A new court program in Watertown allows at-risk individuals to receive treatment for their addiction to opioids before being prosecuted.
The Opioid Intervention Court began a few days ago. It will meet three times each week, and City Court Judge Anthony M. Neddo is leading the new initiative.
In opioid courts throughout the state, defendants will be screened to determine their risk of overdose once they are arrested. Those with the highest risk will be recommended for the program and receive further assessment.
Defendants’ criminal cases are suspended while they are in the 90-day program. The opioid court works in conjunction with treatment providers; such groups are receiving state grants to enable them to expand their services. Those in the program must report to court every day to meet with the judge.
For the Opioid Intervention Court in Watertown, Credo Community Center received a $150,000 state grant. Credo will use the funds to hire two people to provide critical clinical and peer support services to defendants. Randi L. Forbes, Credo’s outreach and off-site coordinator, will appear in court Tuesdays, Wednesdays and Thursdays to assist participants.

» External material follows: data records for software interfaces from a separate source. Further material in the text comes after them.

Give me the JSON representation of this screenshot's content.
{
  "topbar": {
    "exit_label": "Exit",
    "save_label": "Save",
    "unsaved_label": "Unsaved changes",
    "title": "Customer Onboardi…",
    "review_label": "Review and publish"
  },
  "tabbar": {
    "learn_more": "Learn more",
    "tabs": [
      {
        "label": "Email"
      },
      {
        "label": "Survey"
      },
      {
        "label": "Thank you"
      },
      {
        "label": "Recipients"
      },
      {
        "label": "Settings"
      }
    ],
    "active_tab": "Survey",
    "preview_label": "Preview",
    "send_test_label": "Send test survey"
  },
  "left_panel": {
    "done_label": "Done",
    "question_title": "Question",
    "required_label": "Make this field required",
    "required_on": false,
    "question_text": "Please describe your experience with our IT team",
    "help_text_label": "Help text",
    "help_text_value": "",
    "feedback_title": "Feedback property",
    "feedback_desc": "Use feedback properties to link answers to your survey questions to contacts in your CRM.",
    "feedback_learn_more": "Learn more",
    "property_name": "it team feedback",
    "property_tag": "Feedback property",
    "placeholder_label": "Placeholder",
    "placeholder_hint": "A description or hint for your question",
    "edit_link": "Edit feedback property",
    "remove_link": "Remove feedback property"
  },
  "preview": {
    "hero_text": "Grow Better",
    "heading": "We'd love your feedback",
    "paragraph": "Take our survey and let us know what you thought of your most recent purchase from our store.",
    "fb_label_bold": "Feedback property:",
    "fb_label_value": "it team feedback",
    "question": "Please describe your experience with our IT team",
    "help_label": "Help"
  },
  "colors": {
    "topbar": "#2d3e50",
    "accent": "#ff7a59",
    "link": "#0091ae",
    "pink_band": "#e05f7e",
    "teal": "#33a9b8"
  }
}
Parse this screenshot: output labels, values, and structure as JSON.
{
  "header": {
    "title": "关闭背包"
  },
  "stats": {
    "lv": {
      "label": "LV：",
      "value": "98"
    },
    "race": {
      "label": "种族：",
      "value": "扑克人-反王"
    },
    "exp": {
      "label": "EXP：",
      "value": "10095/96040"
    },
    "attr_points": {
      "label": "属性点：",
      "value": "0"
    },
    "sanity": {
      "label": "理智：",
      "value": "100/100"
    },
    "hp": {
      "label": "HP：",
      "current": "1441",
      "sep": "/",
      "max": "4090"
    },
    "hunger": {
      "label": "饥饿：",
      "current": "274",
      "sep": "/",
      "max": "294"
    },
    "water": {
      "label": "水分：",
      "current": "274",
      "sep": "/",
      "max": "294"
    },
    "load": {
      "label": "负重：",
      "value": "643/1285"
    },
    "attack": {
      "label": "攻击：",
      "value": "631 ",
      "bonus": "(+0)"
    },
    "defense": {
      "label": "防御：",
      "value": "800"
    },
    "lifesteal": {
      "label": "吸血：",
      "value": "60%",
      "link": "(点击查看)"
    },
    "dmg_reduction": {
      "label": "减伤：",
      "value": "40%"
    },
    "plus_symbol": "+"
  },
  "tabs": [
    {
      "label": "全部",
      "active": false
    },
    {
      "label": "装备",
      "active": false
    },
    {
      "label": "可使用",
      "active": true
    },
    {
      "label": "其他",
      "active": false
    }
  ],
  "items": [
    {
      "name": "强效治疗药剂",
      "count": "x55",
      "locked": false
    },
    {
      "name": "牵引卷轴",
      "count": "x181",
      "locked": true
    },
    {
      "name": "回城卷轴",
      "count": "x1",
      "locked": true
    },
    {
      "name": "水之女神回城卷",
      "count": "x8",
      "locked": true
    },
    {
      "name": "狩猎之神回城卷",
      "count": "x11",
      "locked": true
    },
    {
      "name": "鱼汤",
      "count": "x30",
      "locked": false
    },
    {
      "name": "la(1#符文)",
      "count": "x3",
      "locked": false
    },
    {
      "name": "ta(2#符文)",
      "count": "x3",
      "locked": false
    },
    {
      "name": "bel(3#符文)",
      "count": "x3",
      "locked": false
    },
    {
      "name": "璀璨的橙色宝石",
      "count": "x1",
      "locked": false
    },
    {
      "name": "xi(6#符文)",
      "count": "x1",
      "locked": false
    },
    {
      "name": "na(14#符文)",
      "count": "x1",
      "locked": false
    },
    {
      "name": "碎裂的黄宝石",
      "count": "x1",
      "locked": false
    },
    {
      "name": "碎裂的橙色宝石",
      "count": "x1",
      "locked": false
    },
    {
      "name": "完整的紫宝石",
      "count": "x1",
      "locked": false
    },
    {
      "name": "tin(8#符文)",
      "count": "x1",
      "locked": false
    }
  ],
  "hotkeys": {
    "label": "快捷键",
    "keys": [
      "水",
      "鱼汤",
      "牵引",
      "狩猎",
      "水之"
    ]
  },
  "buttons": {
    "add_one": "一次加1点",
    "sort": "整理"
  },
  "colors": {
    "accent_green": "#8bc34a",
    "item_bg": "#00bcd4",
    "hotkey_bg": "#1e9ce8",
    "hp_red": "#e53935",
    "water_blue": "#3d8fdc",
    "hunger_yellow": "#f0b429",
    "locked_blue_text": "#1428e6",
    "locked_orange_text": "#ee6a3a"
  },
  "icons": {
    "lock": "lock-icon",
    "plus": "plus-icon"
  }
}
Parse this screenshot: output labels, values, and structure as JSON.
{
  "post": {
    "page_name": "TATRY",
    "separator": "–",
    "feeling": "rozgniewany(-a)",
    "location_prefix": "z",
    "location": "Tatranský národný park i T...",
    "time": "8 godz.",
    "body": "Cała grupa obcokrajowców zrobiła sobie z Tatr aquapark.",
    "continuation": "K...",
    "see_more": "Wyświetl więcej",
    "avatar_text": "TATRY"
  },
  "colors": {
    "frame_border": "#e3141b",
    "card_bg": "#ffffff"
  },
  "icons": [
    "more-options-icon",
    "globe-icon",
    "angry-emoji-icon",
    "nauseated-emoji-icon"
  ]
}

Janet M. DiFiore, chief judge of the Court of Appeals and of the state of New York, began the Opioid Intervention Court program. The first such court opened in Buffalo in 2016. Syracuse City Court began its program in January.
This program has many benefits. The initial goal is to address the potential of drug overdose by ensuring participants receive immediate treatment. After the 90-day period, defendants may have their sentences reduced if they plead guilty.
Officials in the criminal justice system are performing a valuable service with specialized courts.
Beginning this program also underscores the need for city officials to proceed with plans to construct a second city courtroom. They have been under a state mandate since 2013 to have two full-time judges, each with their own court.
This process has dragged on since then at a snail’s pace. Members of the City Council finally approved a plan earlier this year to use space on the second floor of City Hall. But resistance continues.
Jeffrey M. Smith, a former councilman who’s running for mayor this year, has argued that the city should refuse to build a new courtroom. He doesn’t believe it’s necessary and that state officials failed to adhere to the proper procedure in determining if Watertown should go ahead with the plan.
Mr. Smith has a valid argument that the designated protocol wasn’t followed. There is a question about whether Watertown was actually required to designate a second full-time judge and, hence, make a second courtroom available. And state legislators did not involve representatives of the city as they should have when assessing this need.
But the state has the authority to settle this matter, and it’s decided that Watertown needs a second courtroom. It could hold back millions of dollars in vital funding if the city fails to comply.
And given the specialized courts that are being opened, additional space to handle these cases will be essential. Watertown will eventually have a drug court for veterans, so one courtroom won’t be enough.
These programs offer a better alternative to the way that many criminal cases are routinely handled. City officials must adequately prepare for how these programs will be implemented.